Sasha ended his lecture by showing clips from the 1999 film “This is What Democracy Looks Like,” shot by 100 amateur camera operators on the ground in Seattle at the WTO protests. The film does a very good job of conveying the narrative of a movement: from the initial groups of relatively small protests to the hundreds of thousands of activists in a stand-off (and eventual riot) with police, to solidarity action around those were jailed, and finally to the shutting down of the talks. It also highlights the struggle that activists faced internally between vandalism and looting in order to make “a statement,” and preaching non-violent civil disobedience to keep the movement peaceful.
As someone with a background in business and commercial advertising, this was a particularly jarring class. It brought together all of the theory we have been reading that has provided an excellent foundation for understanding social movements with the actual physical actions of those movements and their portrayal via independent media. It’s very easy to get caught up in the world in which one operates. Be it a commercial venture, a social movement, or somewhere in between, there is always a common language with which outsiders are taught. In business we call it advertising, with social movements it’s called propaganda. The divergence comes when the bigger picture is taken into consideration: whereas making a buck is an easy goal around which to rally, making social change is significantly harder. IndyMedia had an initial goal of producing independent news about social justice movements. As it became more and more popular, doing so became more difficult due to the plethora of decisions it had to make as a group.
At the end of class, it was noted that producing a film like “This is What Democracy Looks LIke” would be very different today, if at all. Cell phone cameras combined YouTube’s one-to-many publishing tools allow individuals to shoot and distribute footage immediately, removing some of the “polish” that existed previously.
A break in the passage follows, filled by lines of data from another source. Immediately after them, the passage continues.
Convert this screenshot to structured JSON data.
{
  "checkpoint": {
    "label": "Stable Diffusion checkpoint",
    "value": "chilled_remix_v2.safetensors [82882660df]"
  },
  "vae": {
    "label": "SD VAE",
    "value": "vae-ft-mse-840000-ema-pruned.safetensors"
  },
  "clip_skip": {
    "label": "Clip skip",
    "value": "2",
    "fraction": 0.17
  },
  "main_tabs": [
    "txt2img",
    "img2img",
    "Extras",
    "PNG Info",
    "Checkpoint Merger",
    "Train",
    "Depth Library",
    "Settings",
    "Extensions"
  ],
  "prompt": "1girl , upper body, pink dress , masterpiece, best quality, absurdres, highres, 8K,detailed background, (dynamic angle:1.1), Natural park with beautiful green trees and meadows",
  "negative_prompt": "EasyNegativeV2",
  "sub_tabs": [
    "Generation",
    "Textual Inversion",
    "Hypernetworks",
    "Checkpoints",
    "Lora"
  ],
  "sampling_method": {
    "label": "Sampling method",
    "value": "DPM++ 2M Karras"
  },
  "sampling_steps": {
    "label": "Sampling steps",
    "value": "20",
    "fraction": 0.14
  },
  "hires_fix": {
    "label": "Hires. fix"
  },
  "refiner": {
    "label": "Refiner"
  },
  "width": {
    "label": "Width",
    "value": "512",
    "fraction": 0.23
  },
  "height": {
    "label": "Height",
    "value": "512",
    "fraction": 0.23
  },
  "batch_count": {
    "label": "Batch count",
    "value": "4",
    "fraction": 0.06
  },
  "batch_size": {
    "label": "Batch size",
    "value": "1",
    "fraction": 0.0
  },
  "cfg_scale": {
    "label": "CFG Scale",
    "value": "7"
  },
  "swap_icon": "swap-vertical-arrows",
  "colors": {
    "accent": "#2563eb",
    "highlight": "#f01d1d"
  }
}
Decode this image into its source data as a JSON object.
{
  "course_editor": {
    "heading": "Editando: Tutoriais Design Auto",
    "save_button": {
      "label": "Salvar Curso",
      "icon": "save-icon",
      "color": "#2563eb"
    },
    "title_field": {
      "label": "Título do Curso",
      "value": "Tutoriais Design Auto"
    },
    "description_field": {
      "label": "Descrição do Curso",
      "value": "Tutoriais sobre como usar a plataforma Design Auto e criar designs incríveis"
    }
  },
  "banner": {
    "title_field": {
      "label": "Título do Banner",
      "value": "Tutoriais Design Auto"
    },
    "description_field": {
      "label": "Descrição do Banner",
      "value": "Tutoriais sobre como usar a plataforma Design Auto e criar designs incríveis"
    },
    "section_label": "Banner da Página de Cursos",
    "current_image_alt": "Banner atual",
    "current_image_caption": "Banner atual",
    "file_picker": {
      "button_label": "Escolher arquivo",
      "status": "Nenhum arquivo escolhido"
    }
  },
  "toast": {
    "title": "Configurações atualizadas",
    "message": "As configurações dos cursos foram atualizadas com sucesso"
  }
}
But what was lost in polish has been gained in technological advances: editing tools built in to crowdsourcing platforms, live-streaming tools, and wider distribution of footage to those outside the movement. Of course, a lot of the tools enabling these features are commercial based (for, as the quote from Sasha notes above, new platforms are created quickly these days). What will that mean to movements such as IndyMedia? Recently, we have seen [seemingly groundless] claims of censorship by Twitter and YouTube around the Occupy movement. And yet, that movement depends so deeply on Facebook, Twitter, and YouTube to grow. It makes one wonder about the advantages and dangers of social movements relying on commercial ventures. Is this something that happened 12 years ago? Or did the relatively virgin World Wide Web of 1999 not require this type of struggle?